Ring Lardner | Criticism

This literature criticism consists of approximately 12 pages of analysis & critique of Ring Lardner.
This section contains 3,300 words
(approx. 11 pages at 300 words per page)
Buy the Critical Essay by Jonas Spatz

SOURCE: "Ring Lardner: Not an Escape, but a Reflection," in The Twenties: Fiction, Poetry, Drama, edited by Warren French, Everett/Edwards, 1975, pp. 101-10.

In the following essay, Spatz surveys Lardner's short fiction, placing the major stories in the literary tradition of despair that had begun in the early 1920s with T. S. Eliot's "The Waste Land."

The twenties were an age of humor. The list of names—Mencken, Benchley, Thurber, Parker, Lewis, and Lardner, to mention a few—is impressive. And there was plenty to laugh about. The war to end all wars had ended. Prosperity was in the air, and with it arrived what we have come to recognize as a particularly modern brand of hedonism, compounded of potent drugs, constant movement, and uninhibited sexual expression. What gave the twenties their special character (achieved again in the sixties) was this feeling of having been freed from traditional...

(read more)

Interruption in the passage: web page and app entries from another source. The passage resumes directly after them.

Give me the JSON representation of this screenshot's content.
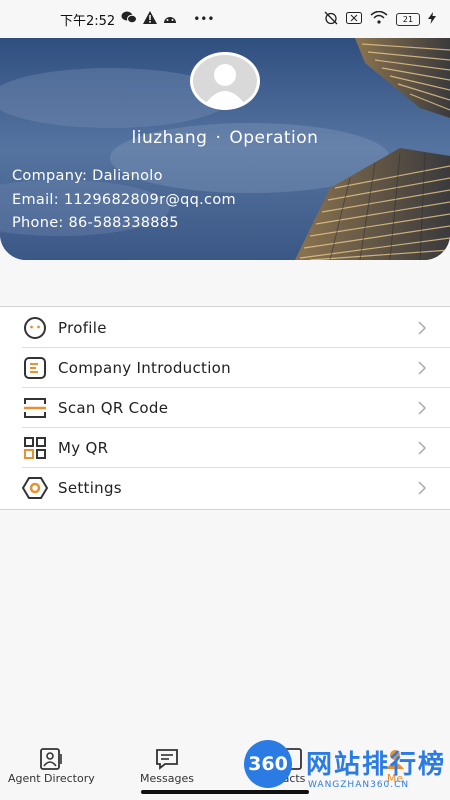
{
  "status_bar": {
    "time": "下午2:52",
    "battery": "21"
  },
  "profile": {
    "username": "liuzhang",
    "separator": "·",
    "role": "Operation",
    "company": "Company: Dalianolo",
    "email": "Email: 1129682809r@qq.com",
    "phone": "Phone: 86-588338885"
  },
  "menu": {
    "items": [
      {
        "label": "Profile",
        "icon": "face-icon"
      },
      {
        "label": "Company Introduction",
        "icon": "document-icon"
      },
      {
        "label": "Scan QR Code",
        "icon": "scan-icon"
      },
      {
        "label": "My QR",
        "icon": "qr-code-icon"
      },
      {
        "label": "Settings",
        "icon": "gear-icon"
      }
    ]
  },
  "tabbar": {
    "tabs": [
      {
        "label": "Agent Directory",
        "icon": "contact-card-icon"
      },
      {
        "label": "Messages",
        "icon": "chat-icon"
      },
      {
        "label": "Contacts",
        "icon": "contacts-icon"
      },
      {
        "label": "Me",
        "icon": "me-icon"
      }
    ],
    "visible_contacts_label": "acts",
    "visible_me_label": "Me"
  },
  "watermark": {
    "badge": "360",
    "title": "网站排行榜",
    "subtitle": "WANGZHAN360.CN"
  },
  "colors": {
    "accent_orange": "#e8912e",
    "header_blue": "#4a6a98",
    "watermark_blue": "#2b7be4"
  }
}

This section contains 3,300 words
(approx. 11 pages at 300 words per page)
Buy the Critical Essay by Jonas Spatz
Copyrights
Gale
Critical Essay by Jonas Spatz from Gale. ©2005-2006 Thomson Gale, a part of the Thomson Corporation. All rights reserved.